> **WORK INSTRUCTION**:
Filter the records for lines holding the string "this".

*** Opening of RECORDS PROVIDED ***

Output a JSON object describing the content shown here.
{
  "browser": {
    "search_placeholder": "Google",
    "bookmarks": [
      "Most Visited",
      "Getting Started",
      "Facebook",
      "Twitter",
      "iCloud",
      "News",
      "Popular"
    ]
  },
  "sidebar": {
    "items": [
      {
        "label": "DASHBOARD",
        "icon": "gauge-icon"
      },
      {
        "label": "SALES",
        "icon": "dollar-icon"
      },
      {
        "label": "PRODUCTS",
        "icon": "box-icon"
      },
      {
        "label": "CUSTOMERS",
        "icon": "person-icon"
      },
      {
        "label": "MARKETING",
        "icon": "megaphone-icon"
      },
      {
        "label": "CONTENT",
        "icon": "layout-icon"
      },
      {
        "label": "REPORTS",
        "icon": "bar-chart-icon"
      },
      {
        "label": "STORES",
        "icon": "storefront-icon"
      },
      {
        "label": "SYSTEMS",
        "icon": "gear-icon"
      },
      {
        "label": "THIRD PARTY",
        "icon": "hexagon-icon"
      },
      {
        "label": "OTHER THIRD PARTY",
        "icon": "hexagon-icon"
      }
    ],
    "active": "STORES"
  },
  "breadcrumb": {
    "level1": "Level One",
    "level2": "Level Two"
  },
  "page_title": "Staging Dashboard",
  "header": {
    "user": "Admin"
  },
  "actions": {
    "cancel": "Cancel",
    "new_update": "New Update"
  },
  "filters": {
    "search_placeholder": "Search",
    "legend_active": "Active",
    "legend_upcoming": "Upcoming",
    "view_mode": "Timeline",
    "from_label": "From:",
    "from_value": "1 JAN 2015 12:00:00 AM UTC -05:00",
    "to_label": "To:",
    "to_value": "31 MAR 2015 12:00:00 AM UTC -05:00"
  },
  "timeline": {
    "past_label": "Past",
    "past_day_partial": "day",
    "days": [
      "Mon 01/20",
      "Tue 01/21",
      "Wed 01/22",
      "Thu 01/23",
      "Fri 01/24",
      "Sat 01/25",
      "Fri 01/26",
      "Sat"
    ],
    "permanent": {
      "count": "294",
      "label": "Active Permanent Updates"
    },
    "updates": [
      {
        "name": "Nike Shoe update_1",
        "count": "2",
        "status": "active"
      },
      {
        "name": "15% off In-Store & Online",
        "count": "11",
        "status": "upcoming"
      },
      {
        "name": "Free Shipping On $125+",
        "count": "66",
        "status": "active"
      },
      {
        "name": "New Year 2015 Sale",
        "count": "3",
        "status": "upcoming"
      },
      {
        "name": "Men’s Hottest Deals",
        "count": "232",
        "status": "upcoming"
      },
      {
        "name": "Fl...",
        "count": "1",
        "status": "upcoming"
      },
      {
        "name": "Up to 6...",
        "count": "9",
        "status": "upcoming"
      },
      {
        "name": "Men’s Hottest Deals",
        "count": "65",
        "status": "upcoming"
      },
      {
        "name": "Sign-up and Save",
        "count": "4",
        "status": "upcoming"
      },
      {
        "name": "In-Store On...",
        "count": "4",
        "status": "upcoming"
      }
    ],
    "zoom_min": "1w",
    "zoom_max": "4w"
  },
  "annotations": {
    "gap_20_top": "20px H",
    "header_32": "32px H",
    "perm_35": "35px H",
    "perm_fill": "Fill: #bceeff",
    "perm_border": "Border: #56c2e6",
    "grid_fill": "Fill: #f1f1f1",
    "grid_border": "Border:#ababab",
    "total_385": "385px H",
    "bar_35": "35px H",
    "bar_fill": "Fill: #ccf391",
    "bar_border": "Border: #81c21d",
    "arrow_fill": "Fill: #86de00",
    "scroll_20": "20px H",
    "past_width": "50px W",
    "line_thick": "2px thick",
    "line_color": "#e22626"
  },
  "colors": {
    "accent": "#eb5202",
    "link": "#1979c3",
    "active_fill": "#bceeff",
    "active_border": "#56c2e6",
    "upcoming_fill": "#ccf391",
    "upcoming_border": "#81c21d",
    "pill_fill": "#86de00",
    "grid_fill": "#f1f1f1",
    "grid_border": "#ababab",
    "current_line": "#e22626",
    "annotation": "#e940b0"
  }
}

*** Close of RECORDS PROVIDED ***
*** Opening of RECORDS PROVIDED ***

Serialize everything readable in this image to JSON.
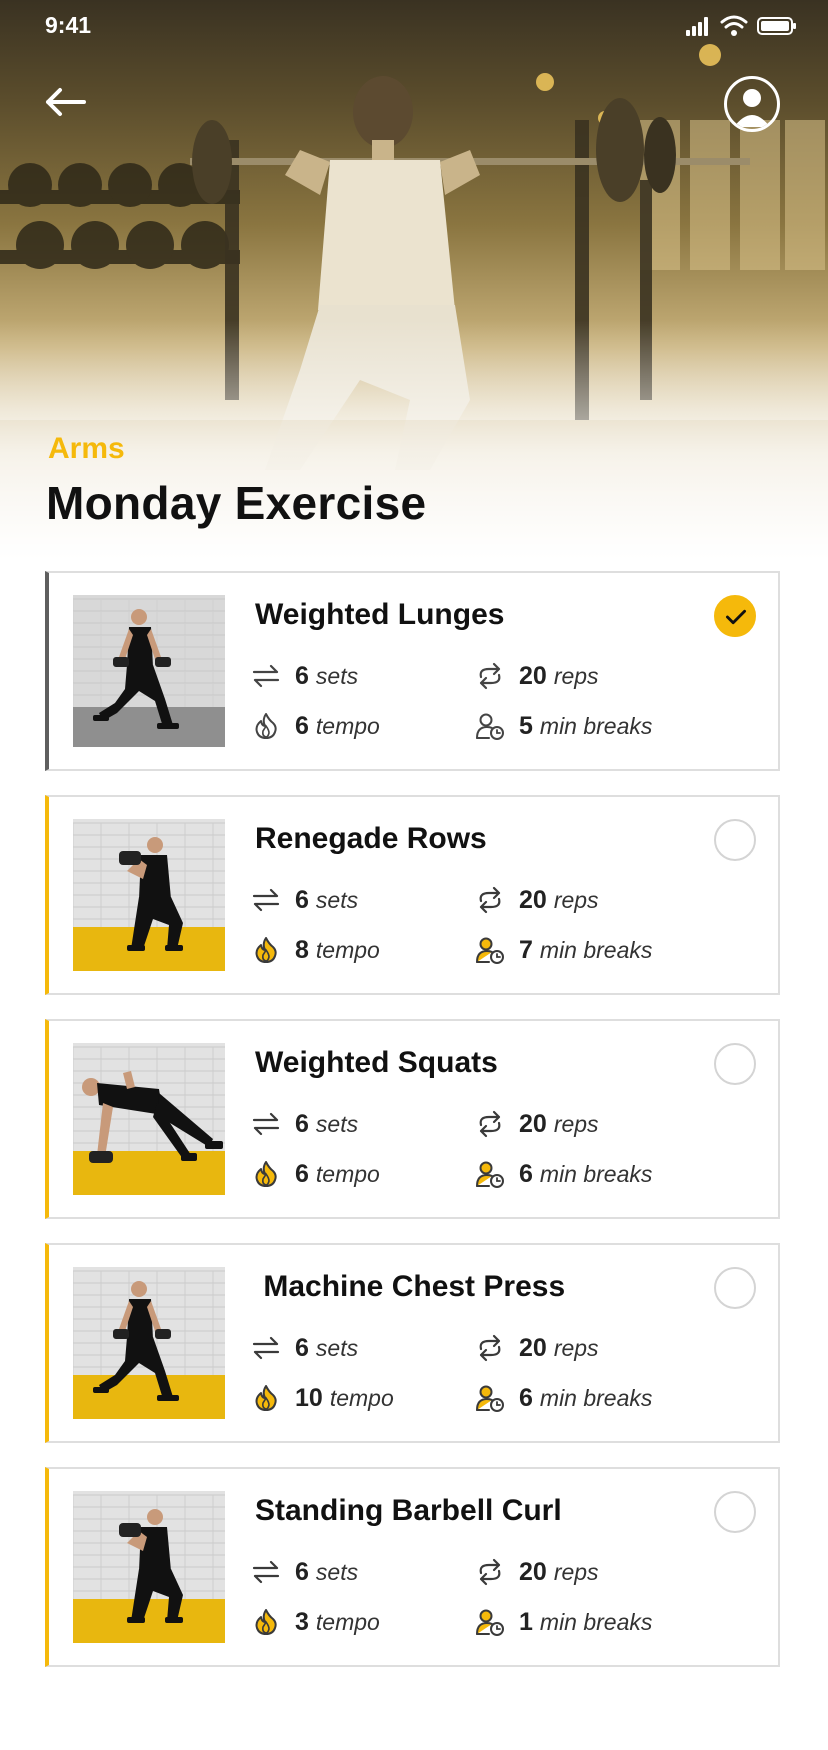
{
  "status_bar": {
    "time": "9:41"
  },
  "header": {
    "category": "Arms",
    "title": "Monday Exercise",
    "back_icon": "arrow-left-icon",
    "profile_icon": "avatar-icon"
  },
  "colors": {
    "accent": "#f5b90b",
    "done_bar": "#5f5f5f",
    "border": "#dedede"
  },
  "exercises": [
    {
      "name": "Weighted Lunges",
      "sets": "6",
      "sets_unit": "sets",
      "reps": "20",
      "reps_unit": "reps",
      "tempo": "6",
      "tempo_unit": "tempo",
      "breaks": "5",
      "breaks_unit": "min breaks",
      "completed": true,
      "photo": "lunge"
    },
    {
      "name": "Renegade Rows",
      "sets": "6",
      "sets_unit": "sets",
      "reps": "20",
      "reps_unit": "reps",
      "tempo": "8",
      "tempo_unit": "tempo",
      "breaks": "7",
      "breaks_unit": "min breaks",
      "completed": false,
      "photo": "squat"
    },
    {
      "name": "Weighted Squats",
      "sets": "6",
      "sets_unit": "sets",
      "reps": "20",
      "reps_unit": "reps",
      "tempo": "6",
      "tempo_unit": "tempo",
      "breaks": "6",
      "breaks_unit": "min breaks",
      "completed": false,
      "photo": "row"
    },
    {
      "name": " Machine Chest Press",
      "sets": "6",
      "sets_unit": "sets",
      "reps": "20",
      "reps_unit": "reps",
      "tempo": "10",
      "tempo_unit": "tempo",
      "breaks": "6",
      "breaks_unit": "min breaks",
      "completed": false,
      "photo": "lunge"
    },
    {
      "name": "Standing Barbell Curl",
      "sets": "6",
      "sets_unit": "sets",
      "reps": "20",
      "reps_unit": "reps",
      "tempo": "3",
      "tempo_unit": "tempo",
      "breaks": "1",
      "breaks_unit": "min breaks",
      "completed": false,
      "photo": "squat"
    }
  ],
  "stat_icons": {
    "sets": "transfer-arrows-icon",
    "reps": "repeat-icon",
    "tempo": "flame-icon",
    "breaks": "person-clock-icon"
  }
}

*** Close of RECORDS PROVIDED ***
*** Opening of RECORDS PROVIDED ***

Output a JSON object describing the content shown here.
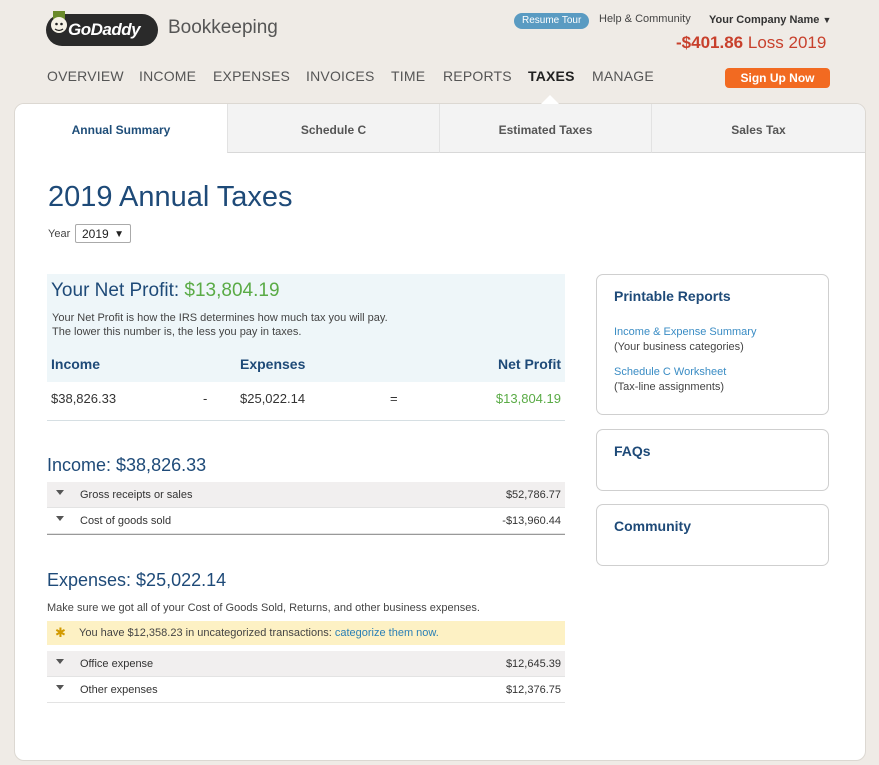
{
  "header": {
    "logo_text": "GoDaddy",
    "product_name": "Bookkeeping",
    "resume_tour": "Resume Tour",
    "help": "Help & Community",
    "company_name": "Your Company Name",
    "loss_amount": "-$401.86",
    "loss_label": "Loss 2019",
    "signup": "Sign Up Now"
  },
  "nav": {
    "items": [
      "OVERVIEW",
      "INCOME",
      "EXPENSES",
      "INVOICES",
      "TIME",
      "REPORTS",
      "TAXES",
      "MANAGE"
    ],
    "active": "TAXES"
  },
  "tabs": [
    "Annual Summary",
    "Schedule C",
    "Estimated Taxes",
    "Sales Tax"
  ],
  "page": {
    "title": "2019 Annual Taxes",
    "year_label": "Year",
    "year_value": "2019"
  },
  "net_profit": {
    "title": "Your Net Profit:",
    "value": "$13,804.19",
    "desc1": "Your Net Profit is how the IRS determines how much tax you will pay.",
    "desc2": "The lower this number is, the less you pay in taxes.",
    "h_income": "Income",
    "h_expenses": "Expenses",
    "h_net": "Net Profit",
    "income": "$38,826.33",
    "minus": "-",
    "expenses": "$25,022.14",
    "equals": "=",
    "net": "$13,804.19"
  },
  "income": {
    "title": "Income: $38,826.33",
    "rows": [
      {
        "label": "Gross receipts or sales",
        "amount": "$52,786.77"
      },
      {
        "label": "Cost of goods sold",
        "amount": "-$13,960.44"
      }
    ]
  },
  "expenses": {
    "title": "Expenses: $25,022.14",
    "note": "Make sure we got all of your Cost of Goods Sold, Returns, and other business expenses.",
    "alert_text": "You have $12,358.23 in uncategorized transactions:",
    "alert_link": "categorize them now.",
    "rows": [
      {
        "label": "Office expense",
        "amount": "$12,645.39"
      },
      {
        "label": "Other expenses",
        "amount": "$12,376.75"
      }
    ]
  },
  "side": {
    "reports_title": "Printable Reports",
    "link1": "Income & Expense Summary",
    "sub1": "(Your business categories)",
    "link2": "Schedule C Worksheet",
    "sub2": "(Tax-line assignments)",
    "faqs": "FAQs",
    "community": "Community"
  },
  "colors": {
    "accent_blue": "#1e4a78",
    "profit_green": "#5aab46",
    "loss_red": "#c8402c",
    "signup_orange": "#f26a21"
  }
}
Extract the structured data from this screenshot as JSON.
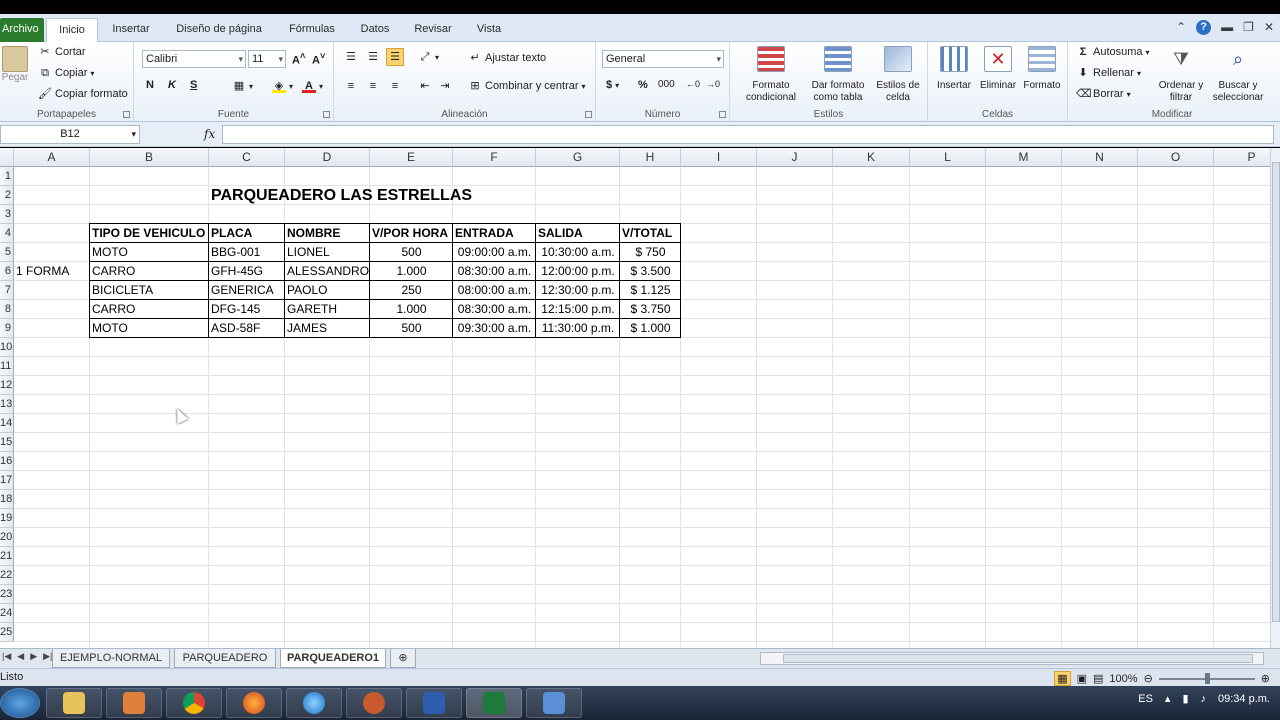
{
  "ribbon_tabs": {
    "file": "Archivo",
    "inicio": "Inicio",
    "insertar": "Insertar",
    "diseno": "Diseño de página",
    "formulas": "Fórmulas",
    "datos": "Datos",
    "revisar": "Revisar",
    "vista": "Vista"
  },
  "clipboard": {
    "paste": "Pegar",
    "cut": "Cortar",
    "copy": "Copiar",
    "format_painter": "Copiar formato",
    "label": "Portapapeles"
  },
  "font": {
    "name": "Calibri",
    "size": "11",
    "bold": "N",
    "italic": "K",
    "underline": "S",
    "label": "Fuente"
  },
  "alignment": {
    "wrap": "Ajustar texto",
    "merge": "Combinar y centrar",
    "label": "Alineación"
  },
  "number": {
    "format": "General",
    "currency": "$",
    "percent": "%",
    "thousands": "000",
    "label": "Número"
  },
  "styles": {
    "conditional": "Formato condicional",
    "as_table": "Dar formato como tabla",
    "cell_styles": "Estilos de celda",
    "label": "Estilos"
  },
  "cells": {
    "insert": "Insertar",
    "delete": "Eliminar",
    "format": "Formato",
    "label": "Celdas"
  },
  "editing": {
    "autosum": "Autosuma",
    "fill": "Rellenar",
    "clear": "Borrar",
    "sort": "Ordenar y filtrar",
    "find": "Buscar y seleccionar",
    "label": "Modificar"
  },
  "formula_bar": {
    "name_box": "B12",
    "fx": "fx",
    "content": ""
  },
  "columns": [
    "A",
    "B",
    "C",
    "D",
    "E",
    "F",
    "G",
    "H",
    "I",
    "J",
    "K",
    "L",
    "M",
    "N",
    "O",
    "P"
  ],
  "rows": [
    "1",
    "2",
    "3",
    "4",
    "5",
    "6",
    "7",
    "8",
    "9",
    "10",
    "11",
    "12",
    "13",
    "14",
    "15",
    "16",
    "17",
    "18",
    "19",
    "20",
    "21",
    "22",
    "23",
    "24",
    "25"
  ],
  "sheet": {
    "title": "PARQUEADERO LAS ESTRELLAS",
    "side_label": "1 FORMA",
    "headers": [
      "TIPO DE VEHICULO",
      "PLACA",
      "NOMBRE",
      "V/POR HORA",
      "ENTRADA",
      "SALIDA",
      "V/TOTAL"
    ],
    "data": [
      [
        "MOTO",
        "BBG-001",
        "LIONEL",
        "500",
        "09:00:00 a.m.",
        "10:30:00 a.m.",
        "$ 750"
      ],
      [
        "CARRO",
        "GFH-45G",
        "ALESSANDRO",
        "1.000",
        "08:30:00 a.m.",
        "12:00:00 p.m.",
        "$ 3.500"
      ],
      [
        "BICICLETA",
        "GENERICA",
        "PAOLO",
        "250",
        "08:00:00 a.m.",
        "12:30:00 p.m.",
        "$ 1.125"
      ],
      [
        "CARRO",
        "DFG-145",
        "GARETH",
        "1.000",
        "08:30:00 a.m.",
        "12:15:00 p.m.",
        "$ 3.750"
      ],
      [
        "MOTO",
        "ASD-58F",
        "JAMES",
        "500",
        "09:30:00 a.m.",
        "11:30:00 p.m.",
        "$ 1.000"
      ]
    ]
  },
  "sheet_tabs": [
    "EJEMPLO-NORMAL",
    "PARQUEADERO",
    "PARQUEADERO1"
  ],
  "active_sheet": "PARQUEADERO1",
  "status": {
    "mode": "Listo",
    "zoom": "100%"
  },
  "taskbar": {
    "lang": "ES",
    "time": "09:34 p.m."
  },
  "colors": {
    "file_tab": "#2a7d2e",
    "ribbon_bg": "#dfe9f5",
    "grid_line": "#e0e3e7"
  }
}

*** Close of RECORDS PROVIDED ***

> **ANSWER BOX**:
Serialize everything readable in this image to JSON.
    "desc2": "The lower this number is, the less you pay in taxes.",
Extract the structured data from this screenshot as JSON.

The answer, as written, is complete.